• [Exercise] Show only those lines of the entries where the string "style" is found.

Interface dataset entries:

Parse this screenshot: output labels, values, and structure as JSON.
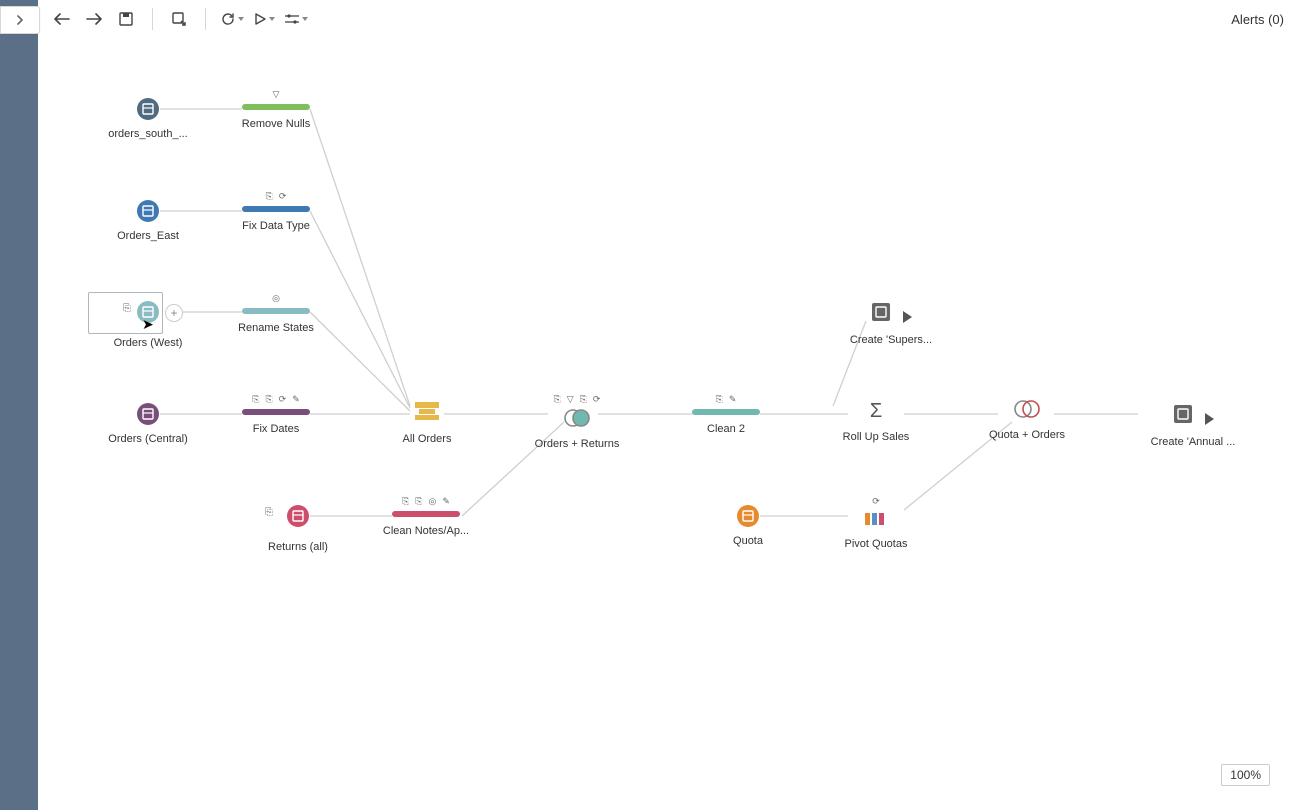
{
  "toolbar": {
    "alerts": "Alerts (0)"
  },
  "zoom": "100%",
  "nodes": {
    "orders_south": "orders_south_...",
    "remove_nulls": "Remove Nulls",
    "orders_east": "Orders_East",
    "fix_data_type": "Fix Data Type",
    "orders_west": "Orders (West)",
    "rename_states": "Rename States",
    "orders_central": "Orders (Central)",
    "fix_dates": "Fix Dates",
    "all_orders": "All Orders",
    "returns_all": "Returns (all)",
    "clean_notes": "Clean Notes/Ap...",
    "orders_returns": "Orders + Returns",
    "clean2": "Clean 2",
    "roll_up_sales": "Roll Up Sales",
    "quota": "Quota",
    "pivot_quotas": "Pivot Quotas",
    "quota_orders": "Quota + Orders",
    "create_super": "Create 'Supers...",
    "create_annual": "Create 'Annual ..."
  },
  "colors": {
    "south": "#4f6b82",
    "east": "#3e79b4",
    "west": "#89bcc2",
    "central": "#7a4e7a",
    "returns": "#cd4d6c",
    "quota": "#e68a2e",
    "green": "#7fbf5a",
    "teal": "#6fb9b0"
  }
}
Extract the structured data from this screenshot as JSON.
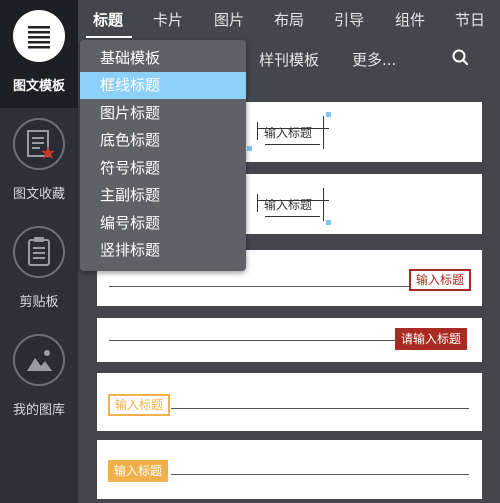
{
  "sidebar": {
    "items": [
      {
        "label": "图文模板",
        "icon": "template-list-icon",
        "active": true
      },
      {
        "label": "图文收藏",
        "icon": "favorites-star-icon",
        "active": false
      },
      {
        "label": "剪贴板",
        "icon": "clipboard-icon",
        "active": false
      },
      {
        "label": "我的图库",
        "icon": "image-gallery-icon",
        "active": false
      }
    ]
  },
  "tabs": [
    "标题",
    "卡片",
    "图片",
    "布局",
    "引导",
    "组件",
    "节日"
  ],
  "subtabs": {
    "journal": "样刊模板",
    "more": "更多...",
    "search_icon": "search-icon"
  },
  "dropdown": {
    "items": [
      "基础模板",
      "框线标题",
      "图片标题",
      "底色标题",
      "符号标题",
      "主副标题",
      "编号标题",
      "竖排标题"
    ],
    "highlighted": "框线标题"
  },
  "templates": [
    {
      "text": "输入标题",
      "style": "bracket-frame",
      "color": "#333333"
    },
    {
      "text": "输入标题",
      "style": "bracket-frame",
      "color": "#333333"
    },
    {
      "text": "输入标题",
      "style": "line-boxed-right",
      "color": "#a92a22"
    },
    {
      "text": "请输入标题",
      "style": "line-filled-right",
      "color": "#a92a22"
    },
    {
      "text": "输入标题",
      "style": "boxed-left-line",
      "color": "#f2b04d"
    },
    {
      "text": "输入标题",
      "style": "filled-left-line",
      "color": "#f2b04d"
    }
  ],
  "colors": {
    "sidebar": "#2e3037",
    "panel": "#43464d",
    "highlight": "#8dd0f7",
    "red": "#a92a22",
    "orange": "#f2b04d"
  }
}
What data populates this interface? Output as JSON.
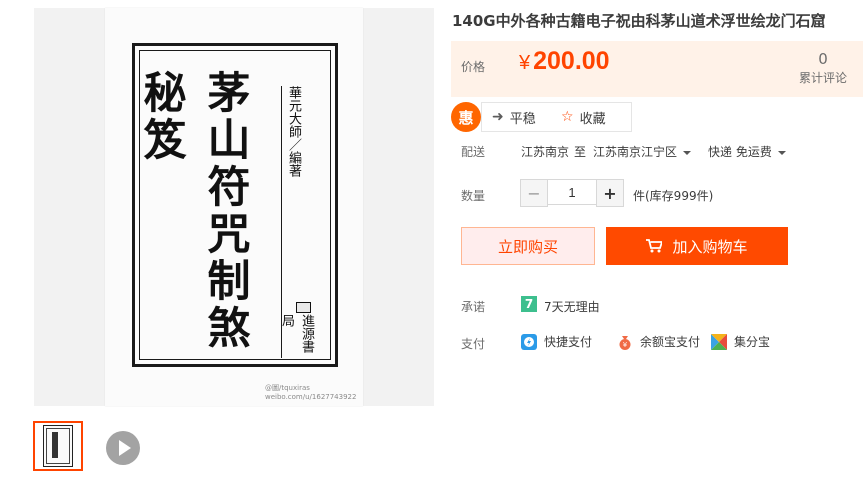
{
  "product": {
    "title": "140G中外各种古籍电子祝由科茅山道术浮世绘龙门石窟",
    "cover": {
      "title": "茅山符咒制煞秘笈",
      "author": "華元大師／編著",
      "publisher": "進源書局",
      "watermark_line1": "@圖/tquxiras",
      "watermark_line2": "weibo.com/u/1627743922"
    }
  },
  "price": {
    "label": "价格",
    "currency": "¥",
    "value": "200.00",
    "review_count": "0",
    "review_label": "累计评论"
  },
  "actions": {
    "hui": "惠",
    "stable": "平稳",
    "favorite": "收藏"
  },
  "shipping": {
    "label": "配送",
    "from": "江苏南京",
    "to_word": "至",
    "to": "江苏南京江宁区",
    "method": "快递 免运费"
  },
  "quantity": {
    "label": "数量",
    "minus": "−",
    "value": "1",
    "plus": "+",
    "stock": "件(库存999件)"
  },
  "buttons": {
    "buy_now": "立即购买",
    "add_to_cart": "加入购物车"
  },
  "promise": {
    "label": "承诺",
    "icon_text": "7",
    "text": "7天无理由"
  },
  "payment": {
    "label": "支付",
    "methods": [
      "快捷支付",
      "余额宝支付",
      "集分宝"
    ]
  },
  "colors": {
    "accent": "#ff4400",
    "price_bg": "#fff2e8",
    "cart_button": "#ff4a00",
    "promise_green": "#3dbf8e"
  }
}
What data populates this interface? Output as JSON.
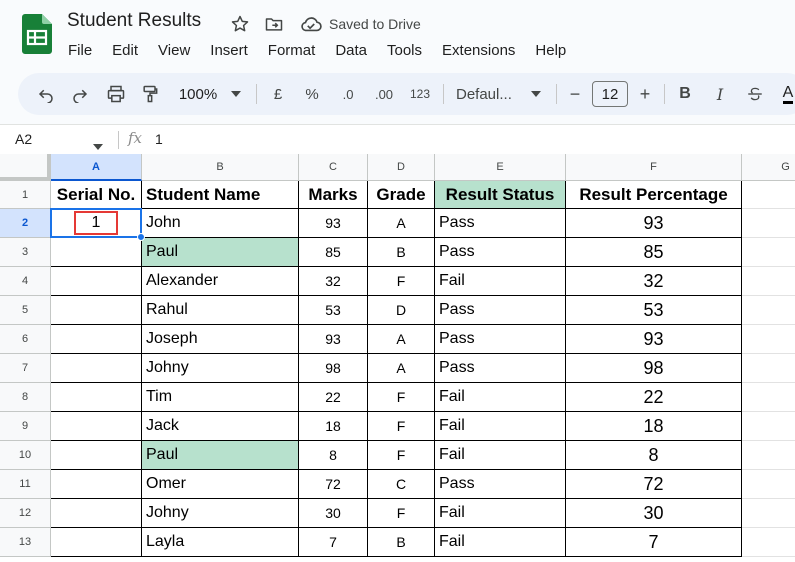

• [Result of the task]
      "style": "bracket-frame",
      "style": "bracket-frame",
      "style": "line-boxed-right",
      "style": "line-filled-right",
      "style": "boxed-left-line",
      "style": "filled-left-line",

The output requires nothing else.